* **Exercise brief**
Looking at the entries, say how many lines contain the string "bytes". Offer nothing besides the number.

* **Data records**

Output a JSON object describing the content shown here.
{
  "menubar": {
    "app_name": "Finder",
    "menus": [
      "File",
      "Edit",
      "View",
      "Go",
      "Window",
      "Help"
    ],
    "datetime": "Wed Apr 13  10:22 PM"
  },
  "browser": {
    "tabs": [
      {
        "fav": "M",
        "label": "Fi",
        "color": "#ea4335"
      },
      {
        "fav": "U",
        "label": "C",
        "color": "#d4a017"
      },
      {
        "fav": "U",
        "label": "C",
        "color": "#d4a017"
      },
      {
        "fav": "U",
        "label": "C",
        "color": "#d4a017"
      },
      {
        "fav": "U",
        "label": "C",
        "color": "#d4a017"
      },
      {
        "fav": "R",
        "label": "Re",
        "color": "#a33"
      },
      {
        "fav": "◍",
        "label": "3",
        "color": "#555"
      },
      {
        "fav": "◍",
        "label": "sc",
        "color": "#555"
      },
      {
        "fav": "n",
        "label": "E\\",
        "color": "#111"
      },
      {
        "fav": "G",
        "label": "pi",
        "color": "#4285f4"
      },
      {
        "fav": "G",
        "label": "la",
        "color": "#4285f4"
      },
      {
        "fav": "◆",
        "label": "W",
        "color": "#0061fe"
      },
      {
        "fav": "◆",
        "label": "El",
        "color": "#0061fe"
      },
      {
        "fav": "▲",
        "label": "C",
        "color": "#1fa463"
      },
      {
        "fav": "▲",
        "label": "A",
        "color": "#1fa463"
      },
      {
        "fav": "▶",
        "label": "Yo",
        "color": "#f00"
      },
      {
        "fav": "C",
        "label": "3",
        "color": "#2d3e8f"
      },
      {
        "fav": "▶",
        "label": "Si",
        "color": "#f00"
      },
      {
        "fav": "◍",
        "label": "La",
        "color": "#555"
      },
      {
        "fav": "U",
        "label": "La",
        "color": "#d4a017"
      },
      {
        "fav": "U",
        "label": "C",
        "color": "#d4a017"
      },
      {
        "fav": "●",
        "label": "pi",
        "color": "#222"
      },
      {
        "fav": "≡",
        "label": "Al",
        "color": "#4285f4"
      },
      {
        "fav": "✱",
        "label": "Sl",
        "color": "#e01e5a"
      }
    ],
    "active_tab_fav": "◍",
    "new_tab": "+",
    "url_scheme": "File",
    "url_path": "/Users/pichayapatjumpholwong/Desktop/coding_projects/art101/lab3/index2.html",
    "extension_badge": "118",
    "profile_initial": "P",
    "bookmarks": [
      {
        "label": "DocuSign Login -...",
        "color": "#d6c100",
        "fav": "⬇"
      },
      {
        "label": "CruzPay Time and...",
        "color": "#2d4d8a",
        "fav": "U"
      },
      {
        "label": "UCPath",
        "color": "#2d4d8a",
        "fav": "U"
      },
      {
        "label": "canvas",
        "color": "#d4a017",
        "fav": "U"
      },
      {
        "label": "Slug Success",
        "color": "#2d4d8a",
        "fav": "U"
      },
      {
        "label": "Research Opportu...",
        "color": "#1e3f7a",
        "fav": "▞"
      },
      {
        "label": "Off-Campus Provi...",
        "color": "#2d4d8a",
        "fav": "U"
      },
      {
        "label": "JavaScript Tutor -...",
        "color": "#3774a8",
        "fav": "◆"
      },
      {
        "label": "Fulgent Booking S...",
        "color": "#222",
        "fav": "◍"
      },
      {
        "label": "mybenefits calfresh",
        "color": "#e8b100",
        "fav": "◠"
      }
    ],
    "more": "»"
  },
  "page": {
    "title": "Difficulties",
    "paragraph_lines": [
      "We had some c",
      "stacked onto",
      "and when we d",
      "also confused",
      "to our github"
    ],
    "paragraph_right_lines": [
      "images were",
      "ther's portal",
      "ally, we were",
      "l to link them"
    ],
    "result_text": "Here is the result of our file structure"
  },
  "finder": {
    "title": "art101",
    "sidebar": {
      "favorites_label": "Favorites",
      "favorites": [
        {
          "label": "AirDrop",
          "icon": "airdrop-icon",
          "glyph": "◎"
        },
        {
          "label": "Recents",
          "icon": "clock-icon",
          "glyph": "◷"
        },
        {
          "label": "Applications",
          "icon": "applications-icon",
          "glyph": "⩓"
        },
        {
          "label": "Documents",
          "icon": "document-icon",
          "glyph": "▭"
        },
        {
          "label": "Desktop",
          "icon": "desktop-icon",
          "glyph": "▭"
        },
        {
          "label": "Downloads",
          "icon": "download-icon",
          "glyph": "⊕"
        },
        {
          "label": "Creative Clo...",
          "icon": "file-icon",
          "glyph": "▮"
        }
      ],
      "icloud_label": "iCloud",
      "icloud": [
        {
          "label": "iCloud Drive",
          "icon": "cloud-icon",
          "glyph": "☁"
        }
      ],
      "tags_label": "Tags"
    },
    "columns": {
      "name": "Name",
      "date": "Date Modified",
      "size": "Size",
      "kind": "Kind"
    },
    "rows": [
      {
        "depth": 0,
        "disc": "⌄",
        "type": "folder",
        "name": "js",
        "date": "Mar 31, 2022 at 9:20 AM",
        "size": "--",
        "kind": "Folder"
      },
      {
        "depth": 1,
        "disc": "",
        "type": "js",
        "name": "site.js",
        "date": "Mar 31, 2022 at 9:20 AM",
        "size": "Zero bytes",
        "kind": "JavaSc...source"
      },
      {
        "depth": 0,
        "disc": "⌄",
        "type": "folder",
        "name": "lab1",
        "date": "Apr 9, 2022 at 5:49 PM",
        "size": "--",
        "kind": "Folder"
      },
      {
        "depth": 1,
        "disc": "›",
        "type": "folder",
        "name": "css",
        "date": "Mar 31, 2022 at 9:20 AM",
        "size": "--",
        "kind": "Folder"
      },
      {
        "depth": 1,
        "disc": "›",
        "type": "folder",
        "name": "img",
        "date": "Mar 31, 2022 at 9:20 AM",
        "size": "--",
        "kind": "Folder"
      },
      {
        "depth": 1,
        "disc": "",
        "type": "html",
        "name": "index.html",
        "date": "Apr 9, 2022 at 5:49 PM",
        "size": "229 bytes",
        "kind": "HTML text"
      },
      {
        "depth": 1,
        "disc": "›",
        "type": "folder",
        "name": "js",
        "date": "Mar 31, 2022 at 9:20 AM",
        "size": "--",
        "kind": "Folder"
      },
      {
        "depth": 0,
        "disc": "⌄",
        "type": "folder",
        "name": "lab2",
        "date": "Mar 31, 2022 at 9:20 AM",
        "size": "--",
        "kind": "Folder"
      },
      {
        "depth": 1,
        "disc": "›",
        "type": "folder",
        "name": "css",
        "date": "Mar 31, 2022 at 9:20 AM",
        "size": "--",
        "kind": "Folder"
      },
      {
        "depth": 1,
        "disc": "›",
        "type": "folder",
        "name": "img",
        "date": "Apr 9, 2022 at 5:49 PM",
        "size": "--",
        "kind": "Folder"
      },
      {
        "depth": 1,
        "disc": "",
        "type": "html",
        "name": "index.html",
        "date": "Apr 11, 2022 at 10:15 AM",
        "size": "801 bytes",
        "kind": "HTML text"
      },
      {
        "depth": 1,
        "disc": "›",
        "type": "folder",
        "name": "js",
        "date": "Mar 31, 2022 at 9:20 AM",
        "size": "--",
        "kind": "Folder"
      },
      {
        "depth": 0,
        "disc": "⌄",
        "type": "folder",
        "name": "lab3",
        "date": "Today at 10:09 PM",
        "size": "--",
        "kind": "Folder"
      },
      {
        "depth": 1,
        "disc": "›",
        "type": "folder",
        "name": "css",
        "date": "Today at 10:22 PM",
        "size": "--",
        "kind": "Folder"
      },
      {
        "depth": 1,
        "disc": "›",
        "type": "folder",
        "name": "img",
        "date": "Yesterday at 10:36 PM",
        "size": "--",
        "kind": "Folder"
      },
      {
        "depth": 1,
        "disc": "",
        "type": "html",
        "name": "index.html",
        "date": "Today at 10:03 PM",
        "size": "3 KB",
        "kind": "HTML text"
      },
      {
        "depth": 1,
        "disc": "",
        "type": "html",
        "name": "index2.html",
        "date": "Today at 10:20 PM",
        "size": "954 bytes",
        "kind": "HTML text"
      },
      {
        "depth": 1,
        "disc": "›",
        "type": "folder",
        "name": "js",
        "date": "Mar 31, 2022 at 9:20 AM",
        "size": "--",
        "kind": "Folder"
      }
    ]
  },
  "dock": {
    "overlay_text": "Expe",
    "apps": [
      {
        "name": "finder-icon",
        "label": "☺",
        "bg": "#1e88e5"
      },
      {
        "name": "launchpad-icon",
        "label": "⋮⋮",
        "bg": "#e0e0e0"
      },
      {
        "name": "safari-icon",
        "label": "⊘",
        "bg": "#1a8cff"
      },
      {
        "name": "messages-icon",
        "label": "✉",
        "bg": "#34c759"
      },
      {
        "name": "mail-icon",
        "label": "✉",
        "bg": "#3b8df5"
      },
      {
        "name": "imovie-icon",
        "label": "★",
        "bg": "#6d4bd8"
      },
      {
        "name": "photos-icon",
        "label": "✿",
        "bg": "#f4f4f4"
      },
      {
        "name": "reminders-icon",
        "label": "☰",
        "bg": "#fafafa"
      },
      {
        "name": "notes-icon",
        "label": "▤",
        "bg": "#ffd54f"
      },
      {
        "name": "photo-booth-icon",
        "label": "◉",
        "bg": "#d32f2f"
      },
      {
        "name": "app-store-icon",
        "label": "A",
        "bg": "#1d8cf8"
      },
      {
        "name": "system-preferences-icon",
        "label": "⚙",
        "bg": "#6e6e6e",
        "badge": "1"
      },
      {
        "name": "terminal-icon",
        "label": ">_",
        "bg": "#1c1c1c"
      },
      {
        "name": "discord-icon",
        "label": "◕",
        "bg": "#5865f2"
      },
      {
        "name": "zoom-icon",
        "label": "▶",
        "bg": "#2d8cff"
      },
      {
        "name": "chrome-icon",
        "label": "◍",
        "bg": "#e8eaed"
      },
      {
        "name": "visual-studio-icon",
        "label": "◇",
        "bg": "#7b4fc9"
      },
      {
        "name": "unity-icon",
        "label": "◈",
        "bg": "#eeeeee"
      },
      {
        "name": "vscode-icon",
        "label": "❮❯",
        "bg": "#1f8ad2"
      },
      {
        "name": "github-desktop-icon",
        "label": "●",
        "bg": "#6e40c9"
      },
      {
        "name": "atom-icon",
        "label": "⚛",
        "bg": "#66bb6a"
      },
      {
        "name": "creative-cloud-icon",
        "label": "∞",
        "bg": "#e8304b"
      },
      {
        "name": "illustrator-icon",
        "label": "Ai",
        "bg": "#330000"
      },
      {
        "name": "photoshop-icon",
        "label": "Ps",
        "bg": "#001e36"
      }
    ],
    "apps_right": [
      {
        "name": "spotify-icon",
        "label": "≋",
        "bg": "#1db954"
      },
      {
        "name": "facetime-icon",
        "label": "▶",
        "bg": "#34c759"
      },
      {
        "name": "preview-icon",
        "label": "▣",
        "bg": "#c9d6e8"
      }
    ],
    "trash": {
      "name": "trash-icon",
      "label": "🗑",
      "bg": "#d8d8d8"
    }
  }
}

* **Response to the exercise**
4